It was an incredibly warm winter in the nation’s capital—March was the warmest on record, capping five straight months of above-average temperatures. And I’m looking at a forecast now calling for a high of ninety-five degrees on Saturday, even before June hits.
Yet policymakers here are reluctant (let’s phrase it generously) to take serious action to combat the underlying problem of climate change. There have been some positive steps—like the EPA’s proposal to limit carbon pollution from new power plants and the delay and possible termination of the Keystone XL pipline—but many frustrating failures as well. It’s been years since any serious effort was made at climate change legislation. I can’t remember the last time Obama spoke about it, and his campaign is not promising much of anything in that regard. In fact, this morning’s New York Times describes in detail how Obama is eager to expand oil drilling off the coast of Alaska.
Perhaps if policymakers were more keenly attuned to the negative externalities of climate change—the bad effects beyond just breaking out your shorts a little earlier than usual—more serious action might be possible.

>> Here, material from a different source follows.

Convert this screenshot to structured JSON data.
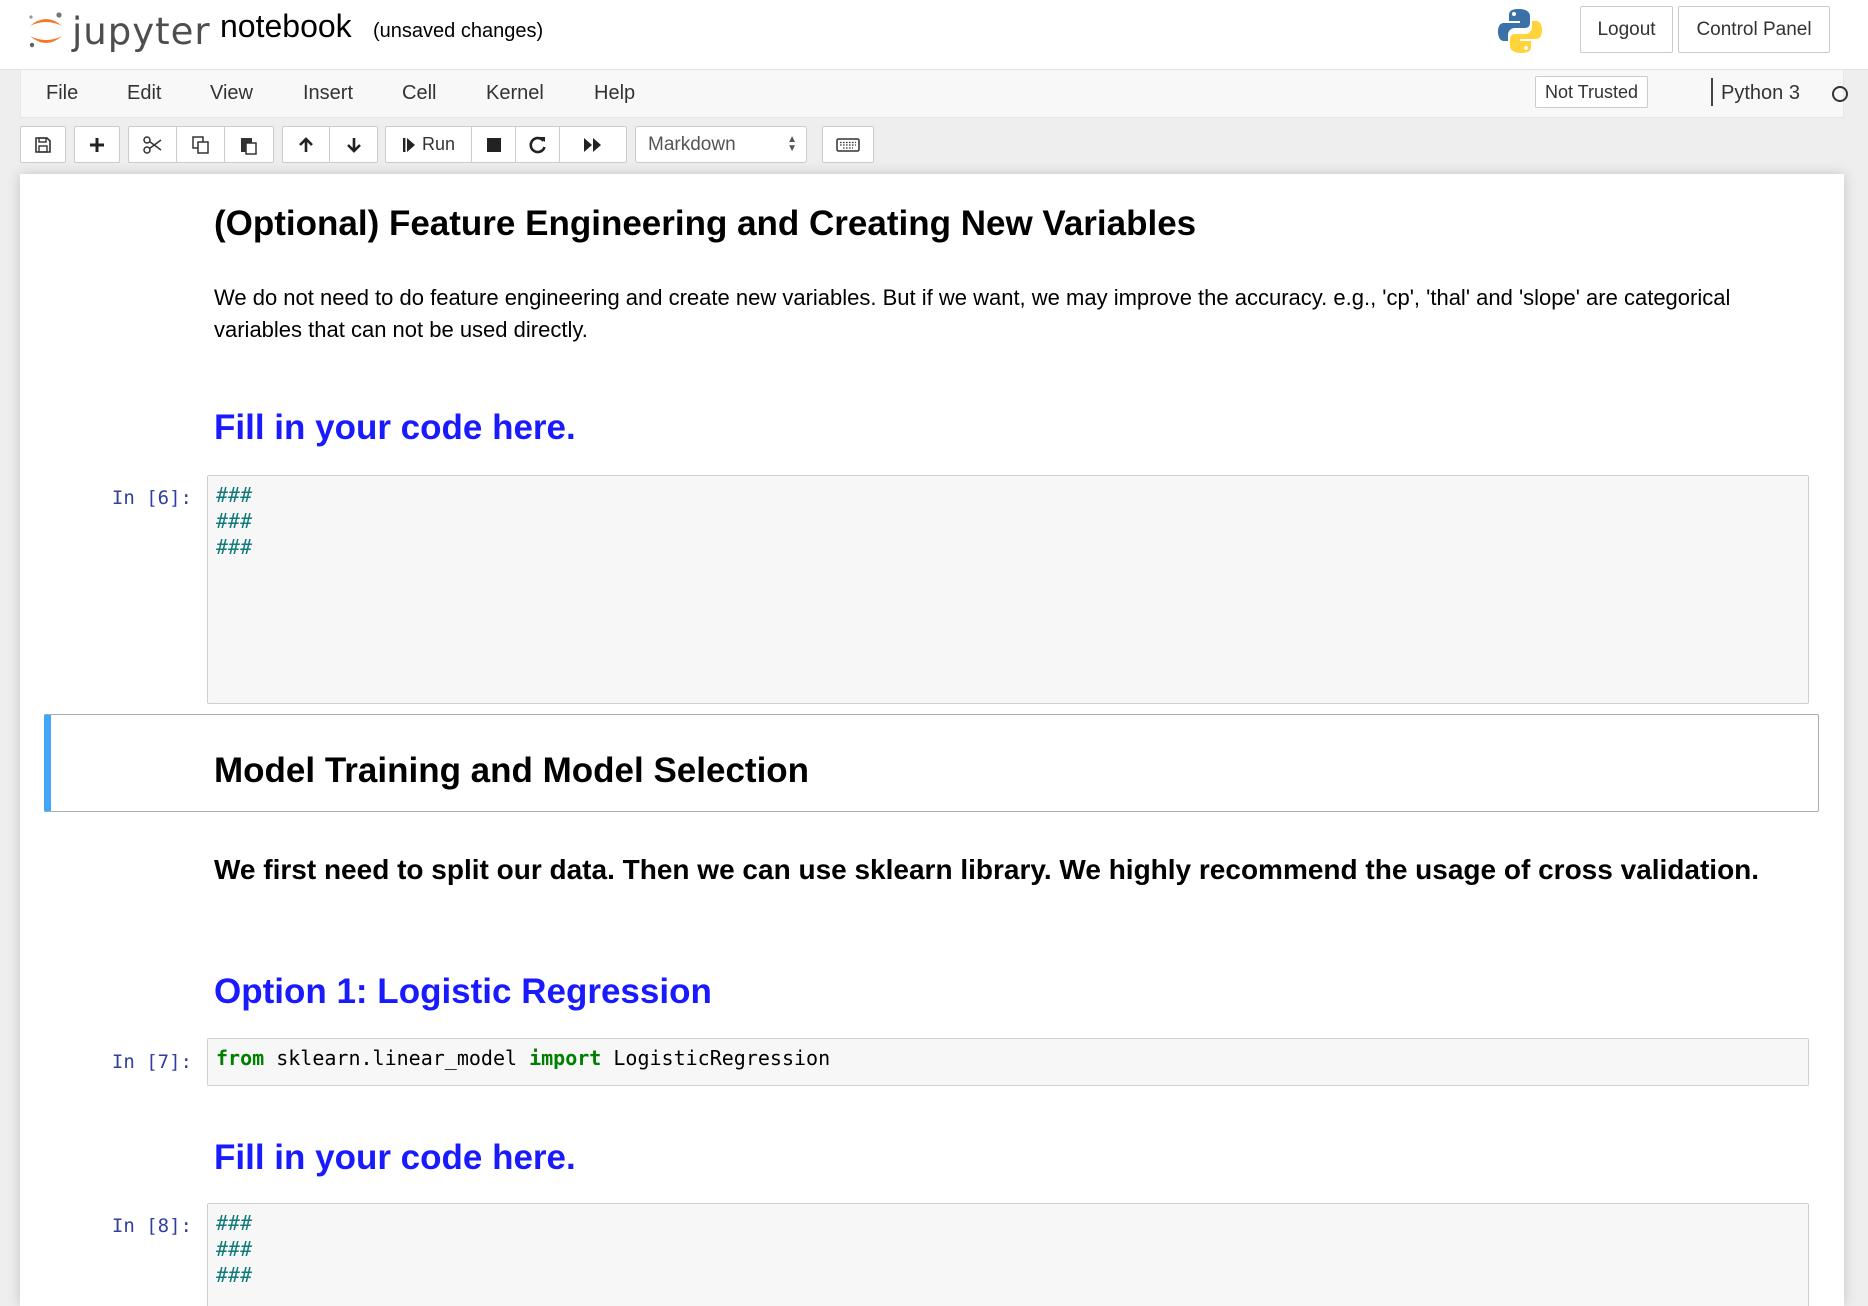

Bill McKibben, in an excellent article for The Nation earlier this year, noted that rising temperatures will have devastating effects on plants, soil and the agricultural industry; dried-out forests mean more massive wildfires; mild winters lead to more disease-spreading ticks.
But there’s a human cost as well: more than many realize, the human body is extremely sensitive to heat, and higher temperatures mean many more deaths across the country. A new report from the National Resources Defense Council estimates that by the end of the century, 150,000 additional Americans will die from excessive heat caused by climate change if the problem isn’t arrested.
Assuming that by the year 2100 carbon pollution doubles, which it’s projected to do absent any policy changes, the report looks at how many Extreme Heat Events there would be in American cities. EHEs are when a location’s temperature, dew point, cloud cover, wind speed and surface atmospheric pressure combine to create unhealthy conditions for human beings, particularly the young, elderly and infirm. The report is based on two peer-reviewed studies in meteorological journals.
Louisville, Kentucky, is projected to be the worst hit, with 19,000 excess deaths projected by the end of the century. Detroit and Cleveland are the next on the list, with 17,900 and 16,600 excess deaths respectively.
The toll in other cities:
Baltimore: 2,900 deaths
Boston: 5,700 deaths
Chicago: 6,400 deaths
Columbus: 6,000 deaths
Denver: 3,500 deaths
Los Angeles: 1,200 deaths
Minneapolis: 7,500 deaths
New York: 1,127 deaths
Philadelphia: 700 deaths
Pittsburgh: 1,200 deaths
Providence, RI: 2,000 deaths
St. Louis: 5,600 deaths
Washington, D.C.: 3,000 deaths
A complete list is here. It’s a sobering wake-up call to the suffering that awaits if carbon pollution isn’t slowed down.